Excerpts from an interface dataset
┏━━

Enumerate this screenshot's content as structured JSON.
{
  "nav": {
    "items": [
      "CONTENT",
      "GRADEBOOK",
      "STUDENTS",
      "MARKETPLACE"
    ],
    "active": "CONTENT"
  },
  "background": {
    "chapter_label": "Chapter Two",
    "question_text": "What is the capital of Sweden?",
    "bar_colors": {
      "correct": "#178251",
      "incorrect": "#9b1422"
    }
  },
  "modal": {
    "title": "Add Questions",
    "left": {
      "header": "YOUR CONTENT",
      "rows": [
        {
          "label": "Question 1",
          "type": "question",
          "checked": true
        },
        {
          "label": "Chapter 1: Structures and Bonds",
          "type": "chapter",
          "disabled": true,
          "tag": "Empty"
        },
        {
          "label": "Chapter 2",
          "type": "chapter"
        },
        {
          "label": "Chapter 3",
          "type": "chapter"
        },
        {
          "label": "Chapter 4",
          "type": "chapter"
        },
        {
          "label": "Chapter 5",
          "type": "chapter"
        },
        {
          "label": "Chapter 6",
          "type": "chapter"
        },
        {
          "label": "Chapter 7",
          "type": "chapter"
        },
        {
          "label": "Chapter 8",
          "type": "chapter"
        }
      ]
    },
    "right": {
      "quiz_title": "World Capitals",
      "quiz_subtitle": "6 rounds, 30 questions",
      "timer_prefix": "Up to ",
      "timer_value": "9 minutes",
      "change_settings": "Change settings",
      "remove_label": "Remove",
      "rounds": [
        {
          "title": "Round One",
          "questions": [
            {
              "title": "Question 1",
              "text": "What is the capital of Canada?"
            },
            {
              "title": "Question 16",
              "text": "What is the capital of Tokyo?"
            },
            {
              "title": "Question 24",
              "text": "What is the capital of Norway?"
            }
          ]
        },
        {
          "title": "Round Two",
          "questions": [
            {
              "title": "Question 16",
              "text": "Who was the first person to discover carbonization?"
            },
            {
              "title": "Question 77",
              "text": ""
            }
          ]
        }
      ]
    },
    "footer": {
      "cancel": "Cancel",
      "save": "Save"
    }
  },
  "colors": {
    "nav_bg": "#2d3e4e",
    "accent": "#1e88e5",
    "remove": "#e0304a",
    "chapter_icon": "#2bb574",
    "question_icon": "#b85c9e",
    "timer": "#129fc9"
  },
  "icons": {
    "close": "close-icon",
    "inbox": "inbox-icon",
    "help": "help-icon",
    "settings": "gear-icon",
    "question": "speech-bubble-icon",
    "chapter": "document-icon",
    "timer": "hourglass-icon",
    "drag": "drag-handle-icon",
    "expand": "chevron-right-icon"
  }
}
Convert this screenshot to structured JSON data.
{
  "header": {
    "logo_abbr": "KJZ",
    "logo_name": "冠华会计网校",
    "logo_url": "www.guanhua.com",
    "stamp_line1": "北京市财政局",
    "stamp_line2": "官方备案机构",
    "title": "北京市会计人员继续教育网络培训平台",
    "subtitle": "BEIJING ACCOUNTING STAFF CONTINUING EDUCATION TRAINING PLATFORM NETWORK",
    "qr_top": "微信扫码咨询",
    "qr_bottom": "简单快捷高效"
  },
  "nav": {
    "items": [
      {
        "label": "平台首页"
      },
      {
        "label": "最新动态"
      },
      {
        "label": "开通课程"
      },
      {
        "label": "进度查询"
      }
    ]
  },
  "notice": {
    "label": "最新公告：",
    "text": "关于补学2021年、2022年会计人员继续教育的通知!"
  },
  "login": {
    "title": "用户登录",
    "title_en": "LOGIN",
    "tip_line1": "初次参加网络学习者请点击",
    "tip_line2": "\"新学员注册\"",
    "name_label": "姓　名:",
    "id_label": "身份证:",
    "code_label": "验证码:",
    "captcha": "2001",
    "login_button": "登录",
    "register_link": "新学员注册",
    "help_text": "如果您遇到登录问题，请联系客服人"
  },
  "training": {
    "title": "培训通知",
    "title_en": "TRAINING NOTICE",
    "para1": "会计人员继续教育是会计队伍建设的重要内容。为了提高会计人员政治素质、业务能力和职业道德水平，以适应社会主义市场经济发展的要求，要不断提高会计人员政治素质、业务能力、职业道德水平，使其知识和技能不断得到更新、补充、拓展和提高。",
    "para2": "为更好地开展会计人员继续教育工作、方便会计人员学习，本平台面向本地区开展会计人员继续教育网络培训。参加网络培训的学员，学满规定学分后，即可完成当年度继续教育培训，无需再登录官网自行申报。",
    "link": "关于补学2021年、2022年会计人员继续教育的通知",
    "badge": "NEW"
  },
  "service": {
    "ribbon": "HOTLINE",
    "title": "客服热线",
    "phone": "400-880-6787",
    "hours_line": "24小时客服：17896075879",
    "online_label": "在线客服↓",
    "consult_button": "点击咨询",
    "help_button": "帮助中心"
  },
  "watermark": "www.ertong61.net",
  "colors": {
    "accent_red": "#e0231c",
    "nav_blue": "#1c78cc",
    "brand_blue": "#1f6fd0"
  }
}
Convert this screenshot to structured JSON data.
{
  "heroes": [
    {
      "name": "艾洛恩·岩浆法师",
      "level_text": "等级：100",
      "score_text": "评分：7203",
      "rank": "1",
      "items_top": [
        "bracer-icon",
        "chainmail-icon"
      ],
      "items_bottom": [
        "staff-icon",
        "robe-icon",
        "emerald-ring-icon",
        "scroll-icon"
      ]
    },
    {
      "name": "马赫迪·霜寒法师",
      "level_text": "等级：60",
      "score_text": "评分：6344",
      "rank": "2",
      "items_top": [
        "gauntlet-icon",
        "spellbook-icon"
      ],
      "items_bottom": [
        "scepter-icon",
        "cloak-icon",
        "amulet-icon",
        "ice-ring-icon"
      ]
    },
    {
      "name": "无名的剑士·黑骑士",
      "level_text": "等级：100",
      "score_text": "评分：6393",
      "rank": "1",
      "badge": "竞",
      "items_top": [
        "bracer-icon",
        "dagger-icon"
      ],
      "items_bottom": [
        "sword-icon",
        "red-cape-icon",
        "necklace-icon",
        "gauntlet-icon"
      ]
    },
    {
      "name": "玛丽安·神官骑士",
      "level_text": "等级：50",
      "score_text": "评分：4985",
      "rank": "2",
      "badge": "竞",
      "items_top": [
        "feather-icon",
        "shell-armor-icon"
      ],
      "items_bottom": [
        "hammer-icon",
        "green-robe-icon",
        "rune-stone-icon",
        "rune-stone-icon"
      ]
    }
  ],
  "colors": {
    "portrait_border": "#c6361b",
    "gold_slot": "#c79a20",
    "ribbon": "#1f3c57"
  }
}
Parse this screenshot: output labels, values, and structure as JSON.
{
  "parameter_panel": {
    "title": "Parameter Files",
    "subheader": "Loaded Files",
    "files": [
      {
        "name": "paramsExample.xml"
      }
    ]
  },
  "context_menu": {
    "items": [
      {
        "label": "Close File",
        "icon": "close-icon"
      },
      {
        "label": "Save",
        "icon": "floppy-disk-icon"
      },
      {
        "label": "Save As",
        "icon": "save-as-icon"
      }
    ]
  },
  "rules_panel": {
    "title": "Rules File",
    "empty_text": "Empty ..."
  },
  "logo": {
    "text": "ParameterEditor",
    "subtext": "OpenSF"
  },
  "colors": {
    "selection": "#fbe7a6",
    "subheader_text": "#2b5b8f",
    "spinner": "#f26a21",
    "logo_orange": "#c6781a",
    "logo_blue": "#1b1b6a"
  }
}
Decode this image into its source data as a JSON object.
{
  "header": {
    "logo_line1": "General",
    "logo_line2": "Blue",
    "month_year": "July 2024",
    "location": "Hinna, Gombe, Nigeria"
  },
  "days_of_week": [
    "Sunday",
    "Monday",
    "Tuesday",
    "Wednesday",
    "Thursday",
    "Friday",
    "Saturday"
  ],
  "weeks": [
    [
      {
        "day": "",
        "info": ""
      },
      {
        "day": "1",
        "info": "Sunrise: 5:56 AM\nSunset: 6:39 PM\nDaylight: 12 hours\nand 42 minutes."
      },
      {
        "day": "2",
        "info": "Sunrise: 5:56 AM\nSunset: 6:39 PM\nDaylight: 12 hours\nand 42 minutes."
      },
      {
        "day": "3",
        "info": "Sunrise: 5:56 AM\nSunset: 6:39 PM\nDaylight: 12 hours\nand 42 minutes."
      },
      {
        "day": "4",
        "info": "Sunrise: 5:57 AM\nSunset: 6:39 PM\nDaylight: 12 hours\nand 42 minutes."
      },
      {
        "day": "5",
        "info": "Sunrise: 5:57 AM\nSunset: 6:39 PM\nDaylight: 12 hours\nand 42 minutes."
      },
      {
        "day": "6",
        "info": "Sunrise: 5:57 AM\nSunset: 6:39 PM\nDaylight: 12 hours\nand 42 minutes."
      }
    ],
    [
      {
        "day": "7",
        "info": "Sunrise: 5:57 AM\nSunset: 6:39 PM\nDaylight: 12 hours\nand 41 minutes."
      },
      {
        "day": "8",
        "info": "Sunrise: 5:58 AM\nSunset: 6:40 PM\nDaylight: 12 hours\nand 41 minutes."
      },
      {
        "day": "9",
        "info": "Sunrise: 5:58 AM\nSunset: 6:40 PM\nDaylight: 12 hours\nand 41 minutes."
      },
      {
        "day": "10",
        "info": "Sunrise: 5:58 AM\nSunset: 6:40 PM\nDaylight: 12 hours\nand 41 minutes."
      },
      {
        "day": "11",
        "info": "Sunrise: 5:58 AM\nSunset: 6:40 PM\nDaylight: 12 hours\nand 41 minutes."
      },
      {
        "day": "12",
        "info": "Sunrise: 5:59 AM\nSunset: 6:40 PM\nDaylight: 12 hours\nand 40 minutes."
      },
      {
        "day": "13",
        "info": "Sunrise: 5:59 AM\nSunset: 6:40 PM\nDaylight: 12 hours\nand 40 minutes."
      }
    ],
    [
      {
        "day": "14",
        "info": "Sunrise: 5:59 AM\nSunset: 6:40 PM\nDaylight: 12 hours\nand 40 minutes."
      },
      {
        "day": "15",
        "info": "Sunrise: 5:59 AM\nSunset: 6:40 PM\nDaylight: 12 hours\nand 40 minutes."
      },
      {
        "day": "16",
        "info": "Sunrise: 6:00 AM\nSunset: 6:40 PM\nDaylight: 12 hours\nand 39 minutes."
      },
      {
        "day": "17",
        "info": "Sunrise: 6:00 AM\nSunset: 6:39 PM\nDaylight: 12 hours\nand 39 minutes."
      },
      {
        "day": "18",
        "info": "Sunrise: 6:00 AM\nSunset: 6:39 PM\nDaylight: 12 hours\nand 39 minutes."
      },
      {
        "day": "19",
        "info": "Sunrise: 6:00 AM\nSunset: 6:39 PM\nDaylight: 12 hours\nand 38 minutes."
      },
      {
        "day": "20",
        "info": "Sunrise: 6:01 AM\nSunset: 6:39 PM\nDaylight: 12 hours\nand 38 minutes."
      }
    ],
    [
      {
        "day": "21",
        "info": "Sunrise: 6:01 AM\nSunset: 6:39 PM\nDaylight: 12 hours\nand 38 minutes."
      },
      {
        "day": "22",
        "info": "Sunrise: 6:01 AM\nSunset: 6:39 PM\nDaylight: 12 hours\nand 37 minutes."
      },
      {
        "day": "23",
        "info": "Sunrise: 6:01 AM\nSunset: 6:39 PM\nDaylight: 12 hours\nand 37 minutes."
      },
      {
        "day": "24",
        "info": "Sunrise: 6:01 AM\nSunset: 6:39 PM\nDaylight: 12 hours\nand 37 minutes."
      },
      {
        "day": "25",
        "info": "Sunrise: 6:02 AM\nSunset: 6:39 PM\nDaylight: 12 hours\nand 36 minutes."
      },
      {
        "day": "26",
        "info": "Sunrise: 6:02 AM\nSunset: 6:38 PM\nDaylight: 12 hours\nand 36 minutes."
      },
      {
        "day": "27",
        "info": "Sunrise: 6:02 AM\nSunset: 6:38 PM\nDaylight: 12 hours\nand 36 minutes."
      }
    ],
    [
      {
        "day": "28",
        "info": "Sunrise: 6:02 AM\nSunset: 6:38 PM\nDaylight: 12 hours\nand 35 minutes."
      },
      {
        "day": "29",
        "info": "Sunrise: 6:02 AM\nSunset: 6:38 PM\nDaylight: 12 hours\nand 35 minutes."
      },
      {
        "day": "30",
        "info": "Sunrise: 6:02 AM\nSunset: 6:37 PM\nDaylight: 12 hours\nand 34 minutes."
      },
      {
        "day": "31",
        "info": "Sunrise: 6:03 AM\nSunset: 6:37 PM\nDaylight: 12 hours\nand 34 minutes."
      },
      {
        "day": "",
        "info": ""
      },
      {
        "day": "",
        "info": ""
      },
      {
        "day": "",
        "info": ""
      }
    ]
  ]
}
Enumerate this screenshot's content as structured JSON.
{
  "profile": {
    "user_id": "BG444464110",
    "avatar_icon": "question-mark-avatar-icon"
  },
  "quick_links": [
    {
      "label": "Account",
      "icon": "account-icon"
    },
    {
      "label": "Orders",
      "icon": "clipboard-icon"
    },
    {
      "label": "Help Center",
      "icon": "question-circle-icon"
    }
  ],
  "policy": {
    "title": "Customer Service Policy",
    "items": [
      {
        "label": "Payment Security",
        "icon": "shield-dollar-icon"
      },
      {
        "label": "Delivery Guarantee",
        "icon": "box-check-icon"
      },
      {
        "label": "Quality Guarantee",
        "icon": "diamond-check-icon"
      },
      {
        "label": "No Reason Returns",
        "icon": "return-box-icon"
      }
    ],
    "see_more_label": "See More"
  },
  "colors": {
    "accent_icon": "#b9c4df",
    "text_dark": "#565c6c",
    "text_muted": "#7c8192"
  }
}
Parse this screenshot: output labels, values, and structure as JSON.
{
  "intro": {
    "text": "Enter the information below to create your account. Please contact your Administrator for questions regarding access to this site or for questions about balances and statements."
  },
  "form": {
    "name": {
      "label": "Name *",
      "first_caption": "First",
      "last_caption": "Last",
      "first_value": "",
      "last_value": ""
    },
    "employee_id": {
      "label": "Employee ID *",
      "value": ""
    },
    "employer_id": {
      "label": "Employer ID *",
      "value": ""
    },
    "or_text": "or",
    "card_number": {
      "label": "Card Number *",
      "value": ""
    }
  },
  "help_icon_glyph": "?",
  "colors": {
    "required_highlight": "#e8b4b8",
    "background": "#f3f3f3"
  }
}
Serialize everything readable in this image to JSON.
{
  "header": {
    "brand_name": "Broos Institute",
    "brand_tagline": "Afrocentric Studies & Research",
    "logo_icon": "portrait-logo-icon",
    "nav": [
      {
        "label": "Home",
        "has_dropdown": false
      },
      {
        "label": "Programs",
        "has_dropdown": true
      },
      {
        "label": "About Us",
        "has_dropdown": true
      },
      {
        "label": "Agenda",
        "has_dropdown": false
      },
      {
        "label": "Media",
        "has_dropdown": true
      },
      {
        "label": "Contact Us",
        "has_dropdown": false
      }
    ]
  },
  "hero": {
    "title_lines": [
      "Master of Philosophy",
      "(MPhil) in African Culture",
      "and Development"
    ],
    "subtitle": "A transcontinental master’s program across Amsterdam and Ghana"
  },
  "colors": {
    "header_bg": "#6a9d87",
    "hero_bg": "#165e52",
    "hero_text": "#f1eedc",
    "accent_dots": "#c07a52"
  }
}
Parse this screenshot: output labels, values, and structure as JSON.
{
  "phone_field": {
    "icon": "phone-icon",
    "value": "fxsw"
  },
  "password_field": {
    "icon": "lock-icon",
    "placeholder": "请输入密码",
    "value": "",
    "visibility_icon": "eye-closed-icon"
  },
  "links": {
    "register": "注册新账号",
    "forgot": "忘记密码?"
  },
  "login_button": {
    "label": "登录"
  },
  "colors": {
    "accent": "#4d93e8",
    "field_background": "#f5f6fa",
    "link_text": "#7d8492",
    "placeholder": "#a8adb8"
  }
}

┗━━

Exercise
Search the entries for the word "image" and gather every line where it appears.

Answer for this exercise
Decode this image into its source data as a JSON object.
Serialize everything readable in this image to JSON.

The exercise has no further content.